Alex Meub

Fixing the Prusa MINTEMP Error with Custom Firmware

Last week I switched to a new nozzle on my Prusa MK3S 3D Printer and made the mistake of not watching the first layer of the print. This led to a large blob of PLA sticking to my heat block. In my attempts to remove it, I severely damaged the thermistor wires resulting in the MINTEMP error. I went through all the recommended troubleshooting steps and even soldered the wires back together but nothing fixed it.

Prusa Mintemp

I promptly ordered a replacement Prusa-specific thermistor and swapped it in but surprisingly it still did not fix the MINTEMP error. This is when I discovered that I had accidentally fried the extruder thermistor port on the Prusa Einsy board when I was cleaning the hotend :(

I was extremely frustrated and thought I’d be forced to replace the entire Einsy board (expensive and time-consuming). But then I realized that Prusa uses open source firmware and that maybe I could change which port is used for the extruder thermistor by flashing my printer with my own custom firmware. Looking on the Einsy board itself I discovered there was an available port that I could probably use instead of the damaged one as shown below:

Prusa Einsy Rambo Ports

I grabbed the latest Prusa firmware and looked through it to see if I could figure out where this port was defined. In pins_Einsy_1_0.h there is a clear definition of TEMP_0_PIN and I believe if I changed it to a 1, this might just do the trick. I also read some semi-related posts on Prusa’s forums that suggested that this could potentially work.

Specifically what I did was download and unzip the firmware and make a change in Prusa-Firmware-MK3/Prusa-Firmware-MK3/Firmware/pins_Einsy_1_0.h to adjust the port used for the extruder thermistor. I changed line 62 from this:

#define TEMP_0_PIN           0 //A0

To this:

#define TEMP_0_PIN           1 //A0, CHANGED FROM 0 to 1!!

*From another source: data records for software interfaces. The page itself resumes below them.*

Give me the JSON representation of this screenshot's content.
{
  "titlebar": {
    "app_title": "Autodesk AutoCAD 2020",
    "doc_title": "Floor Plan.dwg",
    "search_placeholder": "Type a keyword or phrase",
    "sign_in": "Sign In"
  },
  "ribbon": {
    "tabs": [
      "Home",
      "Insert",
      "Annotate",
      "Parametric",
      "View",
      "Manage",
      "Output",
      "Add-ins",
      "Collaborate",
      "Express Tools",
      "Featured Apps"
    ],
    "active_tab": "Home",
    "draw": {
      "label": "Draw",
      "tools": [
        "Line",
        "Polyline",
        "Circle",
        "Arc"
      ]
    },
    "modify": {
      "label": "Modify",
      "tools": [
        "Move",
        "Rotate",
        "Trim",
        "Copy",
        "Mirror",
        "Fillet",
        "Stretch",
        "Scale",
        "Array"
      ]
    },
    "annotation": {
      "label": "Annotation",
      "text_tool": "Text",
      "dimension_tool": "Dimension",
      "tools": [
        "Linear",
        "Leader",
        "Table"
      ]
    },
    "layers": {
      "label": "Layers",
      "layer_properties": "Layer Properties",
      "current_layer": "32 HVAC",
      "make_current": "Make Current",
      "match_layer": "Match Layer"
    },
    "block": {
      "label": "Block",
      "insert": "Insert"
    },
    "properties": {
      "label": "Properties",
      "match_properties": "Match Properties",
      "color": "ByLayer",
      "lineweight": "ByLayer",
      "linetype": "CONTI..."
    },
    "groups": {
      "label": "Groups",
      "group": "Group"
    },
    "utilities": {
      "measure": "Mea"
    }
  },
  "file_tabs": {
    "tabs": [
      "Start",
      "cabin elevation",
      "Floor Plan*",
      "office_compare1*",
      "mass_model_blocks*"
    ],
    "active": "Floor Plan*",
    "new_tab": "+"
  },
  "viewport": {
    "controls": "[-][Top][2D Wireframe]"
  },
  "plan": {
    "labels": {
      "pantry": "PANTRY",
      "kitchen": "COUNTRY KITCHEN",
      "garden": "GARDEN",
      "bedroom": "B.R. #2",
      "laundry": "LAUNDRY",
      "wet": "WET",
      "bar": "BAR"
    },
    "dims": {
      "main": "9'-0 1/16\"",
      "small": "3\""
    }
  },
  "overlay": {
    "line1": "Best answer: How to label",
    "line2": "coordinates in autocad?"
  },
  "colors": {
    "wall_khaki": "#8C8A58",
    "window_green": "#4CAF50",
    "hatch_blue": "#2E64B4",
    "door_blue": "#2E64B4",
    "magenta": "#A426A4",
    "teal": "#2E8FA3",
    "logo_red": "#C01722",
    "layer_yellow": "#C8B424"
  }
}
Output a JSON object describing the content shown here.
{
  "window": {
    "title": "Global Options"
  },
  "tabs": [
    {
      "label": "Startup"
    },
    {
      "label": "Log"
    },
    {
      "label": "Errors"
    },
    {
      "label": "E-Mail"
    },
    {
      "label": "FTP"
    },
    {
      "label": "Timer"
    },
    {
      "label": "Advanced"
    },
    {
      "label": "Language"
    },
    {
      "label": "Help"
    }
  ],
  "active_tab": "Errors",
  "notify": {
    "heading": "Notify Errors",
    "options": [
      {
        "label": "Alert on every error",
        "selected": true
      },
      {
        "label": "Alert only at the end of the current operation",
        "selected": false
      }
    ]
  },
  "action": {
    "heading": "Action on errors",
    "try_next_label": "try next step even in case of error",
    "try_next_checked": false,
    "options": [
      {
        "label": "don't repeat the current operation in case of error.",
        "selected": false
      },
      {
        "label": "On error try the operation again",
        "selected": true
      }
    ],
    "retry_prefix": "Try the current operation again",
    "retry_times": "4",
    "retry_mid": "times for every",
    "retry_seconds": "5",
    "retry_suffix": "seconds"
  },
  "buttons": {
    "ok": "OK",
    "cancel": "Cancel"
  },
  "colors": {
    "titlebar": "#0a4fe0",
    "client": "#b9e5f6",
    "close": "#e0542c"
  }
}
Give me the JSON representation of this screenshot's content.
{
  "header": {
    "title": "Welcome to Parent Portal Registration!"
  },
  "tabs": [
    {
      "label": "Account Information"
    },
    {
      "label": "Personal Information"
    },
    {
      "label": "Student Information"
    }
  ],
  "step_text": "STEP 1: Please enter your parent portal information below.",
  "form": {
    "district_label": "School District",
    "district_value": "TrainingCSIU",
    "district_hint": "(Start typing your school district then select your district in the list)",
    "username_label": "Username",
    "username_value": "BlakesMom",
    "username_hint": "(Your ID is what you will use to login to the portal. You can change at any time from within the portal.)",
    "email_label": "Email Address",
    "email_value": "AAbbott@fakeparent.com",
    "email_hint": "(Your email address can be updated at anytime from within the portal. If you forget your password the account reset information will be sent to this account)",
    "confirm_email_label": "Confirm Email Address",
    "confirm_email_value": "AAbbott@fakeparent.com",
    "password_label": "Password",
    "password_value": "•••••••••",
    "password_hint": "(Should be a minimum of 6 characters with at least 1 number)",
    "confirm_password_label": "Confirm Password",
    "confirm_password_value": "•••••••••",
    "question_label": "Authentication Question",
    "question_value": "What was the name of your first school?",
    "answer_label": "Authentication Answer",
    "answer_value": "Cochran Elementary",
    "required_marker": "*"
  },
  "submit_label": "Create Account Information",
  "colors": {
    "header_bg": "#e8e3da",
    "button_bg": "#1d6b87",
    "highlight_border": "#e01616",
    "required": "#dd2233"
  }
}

After making the change, I still had a lot to learn about how to compile the Prusa firmware and flash it on my printer. There are many steps required but I found this video to be extremely helpful. After following the steps from the video I was able to successfully compile my own Prusa firmware using Arduino IDE and then flash it using Prusa Slicer. The flashing process only took a couple of minutes and I was thrilled when my printer started up without showing the MINTEMP error. Yahoo!

If you happen to have an MK3S with this same problem, you are welcome to try the firmware I already compiled (you download it here). WARNING: Use at your own risk!

Lessons Learned

It’s important to remember that 3D Printing is a tinkerer’s hobby. Even though Prusa makes it incredibly easy most of the time, it still requires at least some tinkering to keep your printer in working order. You need to embrace this and not let it discourage you. Treat every problem you encounter as an opportunity to learn something new.

I also highly recommend using a silicone sock to keep your heatblock clean and prevent blobs of filament from melting onto your hotend. This probably could have prevented this entire ordeal. I started using these E3D socks and have been happy with them so far. I also ended up replacing my entire hotend because of the damage caused to the previous one. I went with the E3D Prusa V6 which has been performing very well.

Lastly, it’s always important to watch the first layer for any print (either directly or remotely). Don’t be lazy like I was. Being diligent about this might just prevent a major issue that could cause serious damage to your printer.